_Work to be completed_
Would you output all the entries below without altering a word?

= = = =

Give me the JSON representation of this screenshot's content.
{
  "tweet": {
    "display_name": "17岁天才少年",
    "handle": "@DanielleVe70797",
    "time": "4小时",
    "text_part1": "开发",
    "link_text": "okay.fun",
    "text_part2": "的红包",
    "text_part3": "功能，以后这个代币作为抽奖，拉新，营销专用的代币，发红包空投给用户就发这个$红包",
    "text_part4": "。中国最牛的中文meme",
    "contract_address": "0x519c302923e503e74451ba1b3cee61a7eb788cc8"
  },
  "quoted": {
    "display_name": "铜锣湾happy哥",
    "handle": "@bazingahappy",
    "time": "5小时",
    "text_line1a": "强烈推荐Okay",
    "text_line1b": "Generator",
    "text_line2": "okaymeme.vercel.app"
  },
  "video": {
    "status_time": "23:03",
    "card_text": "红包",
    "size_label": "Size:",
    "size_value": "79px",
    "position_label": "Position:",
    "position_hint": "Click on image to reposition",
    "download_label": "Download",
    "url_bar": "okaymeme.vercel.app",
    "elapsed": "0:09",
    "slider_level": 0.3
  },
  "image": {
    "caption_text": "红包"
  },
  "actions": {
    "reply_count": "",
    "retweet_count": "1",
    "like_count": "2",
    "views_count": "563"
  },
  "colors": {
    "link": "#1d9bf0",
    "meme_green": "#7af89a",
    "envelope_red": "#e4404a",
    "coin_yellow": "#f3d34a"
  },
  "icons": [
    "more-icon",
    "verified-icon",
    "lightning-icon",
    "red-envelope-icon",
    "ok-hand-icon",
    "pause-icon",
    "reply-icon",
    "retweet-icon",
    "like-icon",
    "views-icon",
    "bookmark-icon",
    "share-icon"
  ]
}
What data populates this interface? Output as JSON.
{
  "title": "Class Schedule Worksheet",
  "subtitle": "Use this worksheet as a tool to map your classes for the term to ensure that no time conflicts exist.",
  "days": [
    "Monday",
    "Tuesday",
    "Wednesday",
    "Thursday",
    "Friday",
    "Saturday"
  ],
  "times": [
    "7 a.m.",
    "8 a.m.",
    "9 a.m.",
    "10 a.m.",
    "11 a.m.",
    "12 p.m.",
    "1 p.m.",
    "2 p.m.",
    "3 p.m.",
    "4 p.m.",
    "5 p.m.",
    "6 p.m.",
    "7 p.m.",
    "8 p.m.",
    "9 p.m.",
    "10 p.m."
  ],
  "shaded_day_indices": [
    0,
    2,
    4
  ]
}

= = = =

_Result_
Give me the JSON representation of this screenshot's content.
{
  "tweet": {
    "display_name": "17岁天才少年",
    "handle": "@DanielleVe70797",
    "time": "4小时",
    "text_part1": "开发",
    "link_text": "okay.fun",
    "text_part2": "的红包",
    "text_part3": "功能，以后这个代币作为抽奖，拉新，营销专用的代币，发红包空投给用户就发这个$红包",
    "text_part4": "。中国最牛的中文meme",
    "contract_address": "0x519c302923e503e74451ba1b3cee61a7eb788cc8"
  },
  "quoted": {
    "display_name": "铜锣湾happy哥",
    "handle": "@bazingahappy",
    "time": "5小时",
    "text_line1a": "强烈推荐Okay",
    "text_line1b": "Generator",
    "text_line2": "okaymeme.vercel.app"
  },
  "video": {
    "status_time": "23:03",
    "card_text": "红包",
    "size_label": "Size:",
    "size_value": "79px",
    "position_label": "Position:",
    "position_hint": "Click on image to reposition",
    "download_label": "Download",
    "url_bar": "okaymeme.vercel.app",
    "elapsed": "0:09",
    "slider_level": 0.3
  },
  "image": {
    "caption_text": "红包"
  },
  "actions": {
    "reply_count": "",
    "retweet_count": "1",
    "like_count": "2",
    "views_count": "563"
  },
  "colors": {
    "link": "#1d9bf0",
    "meme_green": "#7af89a",
    "envelope_red": "#e4404a",
    "coin_yellow": "#f3d34a"
  },
  "icons": [
    "more-icon",
    "verified-icon",
    "lightning-icon",
    "red-envelope-icon",
    "ok-hand-icon",
    "pause-icon",
    "reply-icon",
    "retweet-icon",
    "like-icon",
    "views-icon",
    "bookmark-icon",
    "share-icon"
  ]
}
What data populates this interface? Output as JSON.
{
  "title": "Class Schedule Worksheet",
  "subtitle": "Use this worksheet as a tool to map your classes for the term to ensure that no time conflicts exist.",
  "days": [
    "Monday",
    "Tuesday",
    "Wednesday",
    "Thursday",
    "Friday",
    "Saturday"
  ],
  "times": [
    "7 a.m.",
    "8 a.m.",
    "9 a.m.",
    "10 a.m.",
    "11 a.m.",
    "12 p.m.",
    "1 p.m.",
    "2 p.m.",
    "3 p.m.",
    "4 p.m.",
    "5 p.m.",
    "6 p.m.",
    "7 p.m.",
    "8 p.m.",
    "9 p.m.",
    "10 p.m."
  ],
  "shaded_day_indices": [
    0,
    2,
    4
  ]
}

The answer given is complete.